Rodríguez-Álvarez, Alicia, and María Esther Rodríguez-Gil. 2006. “John Entick’s and Ann Fisher’s Dictionaries: An Eighteenth-Century Case of (Cons)Piracy?” International Journal of Lexicography 19 (3): 287–319.

Shapiro, Rebecca. 2023. “Women and the Eighteenth-Century Print Trade.” In The Edinburgh History of the British and Irish Press.
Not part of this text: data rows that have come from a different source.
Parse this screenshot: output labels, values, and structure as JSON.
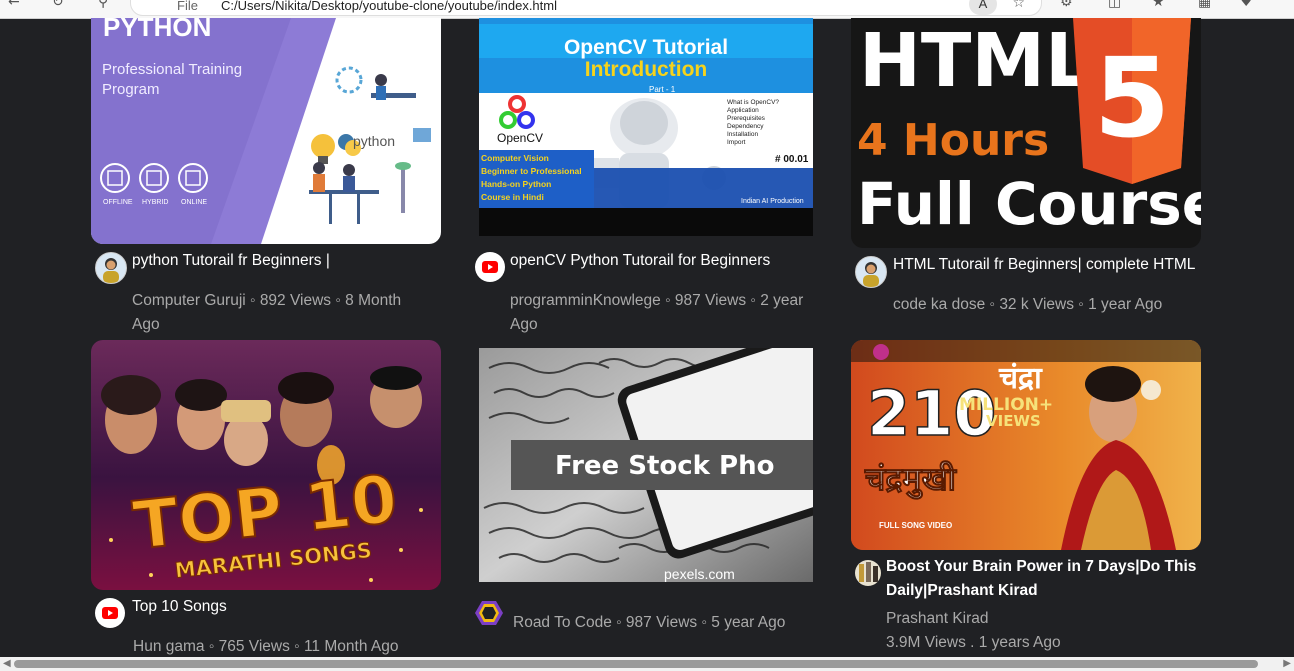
{
  "browser": {
    "file_label": "File",
    "url": "C:/Users/Nikita/Desktop/youtube-clone/youtube/index.html",
    "reader_label": "A"
  },
  "videos": [
    {
      "thumb_text": [
        "PYTHON",
        "Professional Training",
        "Program",
        "python",
        "OFFLINE",
        "HYBRID",
        "ONLINE"
      ],
      "title": "python Tutorail fr Beginners |",
      "meta": "Computer Guruji ◦ 892 Views ◦ 8 Month Ago"
    },
    {
      "thumb_text": [
        "OpenCV Tutorial",
        "Introduction",
        "Part - 1",
        "OpenCV",
        "Computer Vision",
        "Beginner to Professional",
        "Hands-on Python",
        "Course in Hindi",
        "What is OpenCV?",
        "Application",
        "Prerequisites",
        "Dependency",
        "Installation",
        "Import",
        "# 00.01",
        "Indian AI Production"
      ],
      "title": "openCV Python Tutorail for Beginners",
      "meta": "programminKnowlege ◦ 987 Views ◦ 2 year Ago"
    },
    {
      "thumb_text": [
        "HTML",
        "5",
        "4 Hours",
        "Full Course"
      ],
      "title": "HTML Tutorail fr Beginners| complete HTML",
      "meta": "code ka dose ◦ 32 k Views ◦ 1 year Ago"
    },
    {
      "thumb_text": [
        "TOP 10",
        "MARATHI SONGS"
      ],
      "title": "Top 10 Songs",
      "meta": "Hun gama ◦ 765 Views ◦ 11 Month Ago"
    },
    {
      "thumb_text": [
        "Free Stock Pho",
        "pexels.com"
      ],
      "title": "",
      "meta": "Road To Code ◦ 987 Views ◦ 5 year Ago"
    },
    {
      "thumb_text": [
        "210",
        "MILLION+",
        "VIEWS",
        "चंद्रा",
        "चंद्रमुखी",
        "FULL SONG VIDEO"
      ],
      "title_line1": "Boost Your Brain Power in 7 Days|Do This",
      "title_line2": "Daily|Prashant Kirad",
      "channel": "Prashant Kirad",
      "stats": "3.9M Views . 1 years Ago"
    }
  ],
  "colors": {
    "background": "#202124",
    "youtube_red": "#ff0000",
    "html5_orange": "#e44d26"
  }
}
Volume 1: Beginnings and Consolidation 1640-1800, edited by Nicholas Brownlees, 1:406–22. Edinburgh University Press.

Tieken-Boon van Ostade, Ingrid Tieken-Boon. 1992. “John Kirkby and The Practice of Speaking and Writing English: Identification of a Manuscript.” Leeds Studies in English n.s. 23: 157–79.

Williams, Helen. 2022. “Printing, Publishing, and Pocket Book Compiling: Ann Fisher’s Hidden Labour in the Newcastle Book Trade.” In Print Culture, Agency, and Regionality in the Hand Press Period, edited by Rachel Stenner, Kaley Kramer, and Adam James Smith, 93–116. Cham: Springer International Publishing.

Yáñez-Bouza, Nuria. 2012. “Grammar Writing and Provincial Grammar Printing in the Eighteenth-Century British Isles1.” Transactions of the Philological Society 110 (1): 34–63.